Data section START
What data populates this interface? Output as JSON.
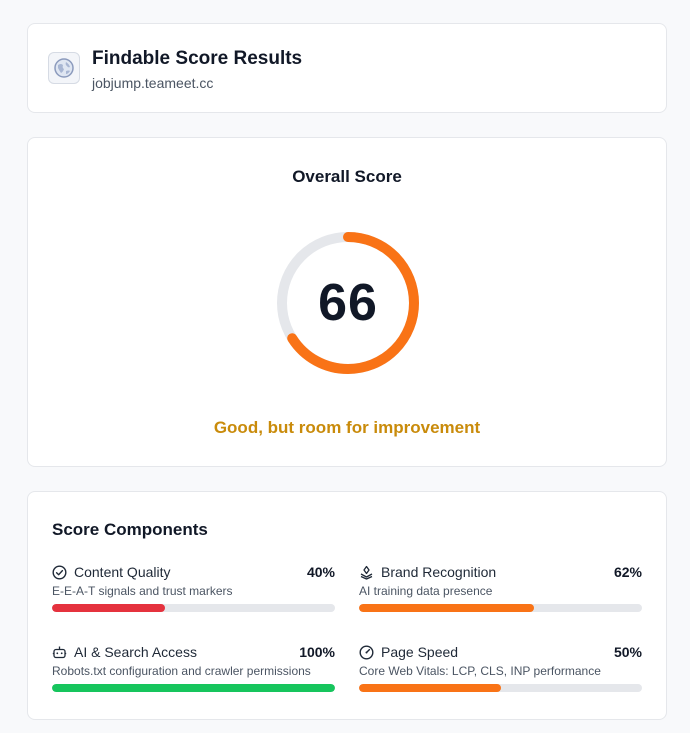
{
  "header": {
    "title": "Findable Score Results",
    "domain": "jobjump.teameet.cc",
    "icon": "globe-icon"
  },
  "overall": {
    "title": "Overall Score",
    "score": 66,
    "score_label": "66",
    "max": 100,
    "status": "Good, but room for improvement",
    "colors": {
      "ring": "#f97316",
      "track": "#e5e7eb",
      "status": "#c98b0b"
    }
  },
  "components": {
    "title": "Score Components",
    "items": [
      {
        "label": "Content Quality",
        "value": "40%",
        "fraction": 0.4,
        "description": "E-E-A-T signals and trust markers",
        "color": "#e5323e",
        "icon": "check-circle-icon"
      },
      {
        "label": "Brand Recognition",
        "value": "62%",
        "fraction": 0.62,
        "description": "AI training data presence",
        "color": "#f97316",
        "icon": "brand-stack-icon"
      },
      {
        "label": "AI & Search Access",
        "value": "100%",
        "fraction": 1.0,
        "description": "Robots.txt configuration and crawler permissions",
        "color": "#16c55d",
        "icon": "robot-icon"
      },
      {
        "label": "Page Speed",
        "value": "50%",
        "fraction": 0.5,
        "description": "Core Web Vitals: LCP, CLS, INP performance",
        "color": "#f97316",
        "icon": "gauge-icon"
      }
    ]
  }
}
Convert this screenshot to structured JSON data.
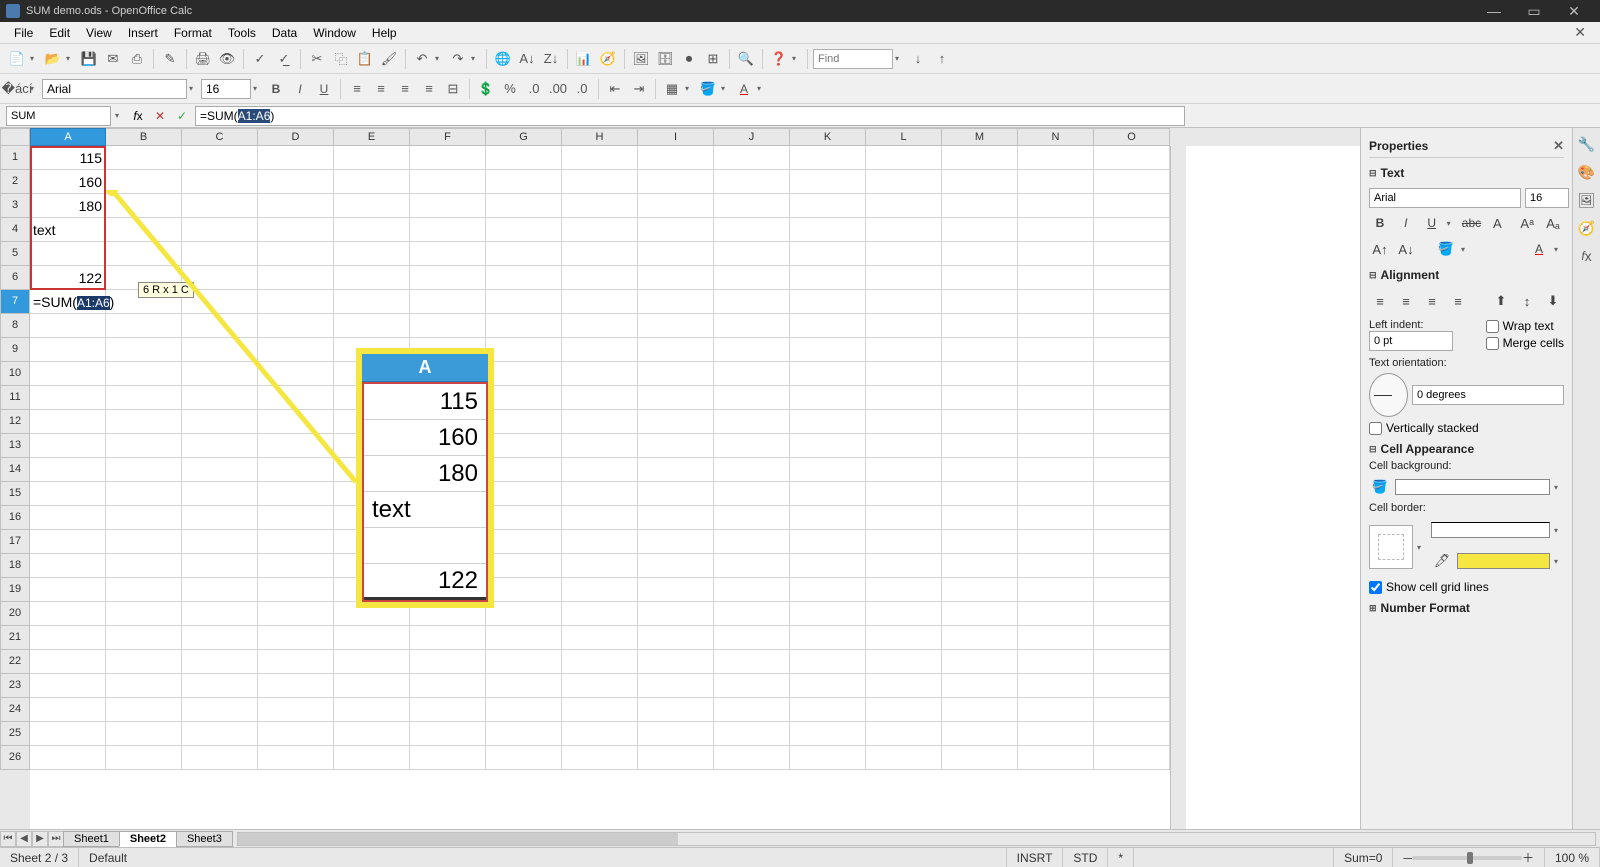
{
  "title": "SUM demo.ods - OpenOffice Calc",
  "menu": [
    "File",
    "Edit",
    "View",
    "Insert",
    "Format",
    "Tools",
    "Data",
    "Window",
    "Help"
  ],
  "find_placeholder": "Find",
  "font": {
    "name": "Arial",
    "size": "16"
  },
  "namebox": "SUM",
  "formula_prefix": "=SUM(",
  "formula_sel": "A1:A6",
  "formula_suffix": ")",
  "columns": [
    "A",
    "B",
    "C",
    "D",
    "E",
    "F",
    "G",
    "H",
    "I",
    "J",
    "K",
    "L",
    "M",
    "N",
    "O"
  ],
  "row_count": 26,
  "cells": {
    "A1": "115",
    "A2": "160",
    "A3": "180",
    "A4": "text",
    "A5": "",
    "A6": "122"
  },
  "celledit_prefix": "=SUM(",
  "celledit_sel": "A1:A6",
  "celledit_suffix": ")",
  "range_tip": "6 R x 1 C",
  "callout": {
    "header": "A",
    "rows": [
      "115",
      "160",
      "180",
      "text",
      "",
      "122"
    ]
  },
  "sidebar": {
    "title": "Properties",
    "text_section": "Text",
    "font_name": "Arial",
    "font_size": "16",
    "alignment_section": "Alignment",
    "left_indent_label": "Left indent:",
    "left_indent_val": "0 pt",
    "wrap_text": "Wrap text",
    "merge_cells": "Merge cells",
    "orientation_label": "Text orientation:",
    "orientation_val": "0 degrees",
    "vertically_stacked": "Vertically stacked",
    "cellapp_section": "Cell Appearance",
    "cellbg_label": "Cell background:",
    "cellborder_label": "Cell border:",
    "show_grid": "Show cell grid lines",
    "numfmt_section": "Number Format"
  },
  "sheets": [
    "Sheet1",
    "Sheet2",
    "Sheet3"
  ],
  "active_sheet": 1,
  "status": {
    "sheet": "Sheet 2 / 3",
    "style": "Default",
    "mode": "INSRT",
    "sel": "STD",
    "star": "*",
    "sum": "Sum=0",
    "zoom": "100 %"
  }
}
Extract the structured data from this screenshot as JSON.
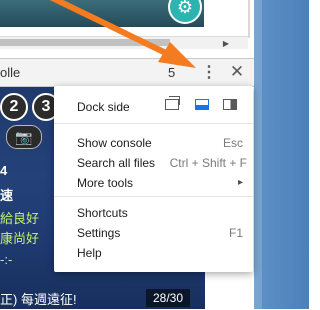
{
  "devtools": {
    "tab_label": "olle",
    "error_count": "5",
    "more_icon": "kebab-vertical-icon",
    "close_icon": "close-icon"
  },
  "game": {
    "bubbles": [
      "2",
      "3"
    ],
    "lines": [
      "4",
      "速",
      "給良好",
      "康尚好",
      "-:-",
      "正) 每週遠征!"
    ],
    "page_counter": "28/30"
  },
  "menu": {
    "dock_side_label": "Dock side",
    "dock_options": [
      "undock-icon",
      "dock-bottom-icon",
      "dock-right-icon"
    ],
    "items": [
      {
        "label": "Show console",
        "shortcut": "Esc"
      },
      {
        "label": "Search all files",
        "shortcut": "Ctrl + Shift + F"
      },
      {
        "label": "More tools",
        "shortcut": "▸"
      },
      {
        "label": "Shortcuts",
        "shortcut": ""
      },
      {
        "label": "Settings",
        "shortcut": "F1"
      },
      {
        "label": "Help",
        "shortcut": ""
      }
    ]
  },
  "colors": {
    "arrow": "#f47b20",
    "accent": "#1a73e8"
  }
}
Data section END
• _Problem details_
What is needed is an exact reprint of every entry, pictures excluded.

• _Response area_
What data populates this interface? Output as JSON.
{
  "header": {
    "title": "Findable Score Results",
    "domain": "jobjump.teameet.cc",
    "icon": "globe-icon"
  },
  "overall": {
    "title": "Overall Score",
    "score": 66,
    "score_label": "66",
    "max": 100,
    "status": "Good, but room for improvement",
    "colors": {
      "ring": "#f97316",
      "track": "#e5e7eb",
      "status": "#c98b0b"
    }
  },
  "components": {
    "title": "Score Components",
    "items": [
      {
        "label": "Content Quality",
        "value": "40%",
        "fraction": 0.4,
        "description": "E-E-A-T signals and trust markers",
        "color": "#e5323e",
        "icon": "check-circle-icon"
      },
      {
        "label": "Brand Recognition",
        "value": "62%",
        "fraction": 0.62,
        "description": "AI training data presence",
        "color": "#f97316",
        "icon": "brand-stack-icon"
      },
      {
        "label": "AI & Search Access",
        "value": "100%",
        "fraction": 1.0,
        "description": "Robots.txt configuration and crawler permissions",
        "color": "#16c55d",
        "icon": "robot-icon"
      },
      {
        "label": "Page Speed",
        "value": "50%",
        "fraction": 0.5,
        "description": "Core Web Vitals: LCP, CLS, INP performance",
        "color": "#f97316",
        "icon": "gauge-icon"
      }
    ]
  }
}
Convert this screenshot to structured JSON data.
{
  "title": "SUM demo.ods - OpenOffice Calc",
  "menu": [
    "File",
    "Edit",
    "View",
    "Insert",
    "Format",
    "Tools",
    "Data",
    "Window",
    "Help"
  ],
  "find_placeholder": "Find",
  "font": {
    "name": "Arial",
    "size": "16"
  },
  "namebox": "SUM",
  "formula_prefix": "=SUM(",
  "formula_sel": "A1:A6",
  "formula_suffix": ")",
  "columns": [
    "A",
    "B",
    "C",
    "D",
    "E",
    "F",
    "G",
    "H",
    "I",
    "J",
    "K",
    "L",
    "M",
    "N",
    "O"
  ],
  "row_count": 26,
  "cells": {
    "A1": "115",
    "A2": "160",
    "A3": "180",
    "A4": "text",
    "A5": "",
    "A6": "122"
  },
  "celledit_prefix": "=SUM(",
  "celledit_sel": "A1:A6",
  "celledit_suffix": ")",
  "range_tip": "6 R x 1 C",
  "callout": {
    "header": "A",
    "rows": [
      "115",
      "160",
      "180",
      "text",
      "",
      "122"
    ]
  },
  "sidebar": {
    "title": "Properties",
    "text_section": "Text",
    "font_name": "Arial",
    "font_size": "16",
    "alignment_section": "Alignment",
    "left_indent_label": "Left indent:",
    "left_indent_val": "0 pt",
    "wrap_text": "Wrap text",
    "merge_cells": "Merge cells",
    "orientation_label": "Text orientation:",
    "orientation_val": "0 degrees",
    "vertically_stacked": "Vertically stacked",
    "cellapp_section": "Cell Appearance",
    "cellbg_label": "Cell background:",
    "cellborder_label": "Cell border:",
    "show_grid": "Show cell grid lines",
    "numfmt_section": "Number Format"
  },
  "sheets": [
    "Sheet1",
    "Sheet2",
    "Sheet3"
  ],
  "active_sheet": 1,
  "status": {
    "sheet": "Sheet 2 / 3",
    "style": "Default",
    "mode": "INSRT",
    "sel": "STD",
    "star": "*",
    "sum": "Sum=0",
    "zoom": "100 %"
  }
}
Extract the structured data from this screenshot as JSON.
{
  "devtools": {
    "tab_label": "olle",
    "error_count": "5",
    "more_icon": "kebab-vertical-icon",
    "close_icon": "close-icon"
  },
  "game": {
    "bubbles": [
      "2",
      "3"
    ],
    "lines": [
      "4",
      "速",
      "給良好",
      "康尚好",
      "-:-",
      "正) 每週遠征!"
    ],
    "page_counter": "28/30"
  },
  "menu": {
    "dock_side_label": "Dock side",
    "dock_options": [
      "undock-icon",
      "dock-bottom-icon",
      "dock-right-icon"
    ],
    "items": [
      {
        "label": "Show console",
        "shortcut": "Esc"
      },
      {
        "label": "Search all files",
        "shortcut": "Ctrl + Shift + F"
      },
      {
        "label": "More tools",
        "shortcut": "▸"
      },
      {
        "label": "Shortcuts",
        "shortcut": ""
      },
      {
        "label": "Settings",
        "shortcut": "F1"
      },
      {
        "label": "Help",
        "shortcut": ""
      }
    ]
  },
  "colors": {
    "arrow": "#f47b20",
    "accent": "#1a73e8"
  }
}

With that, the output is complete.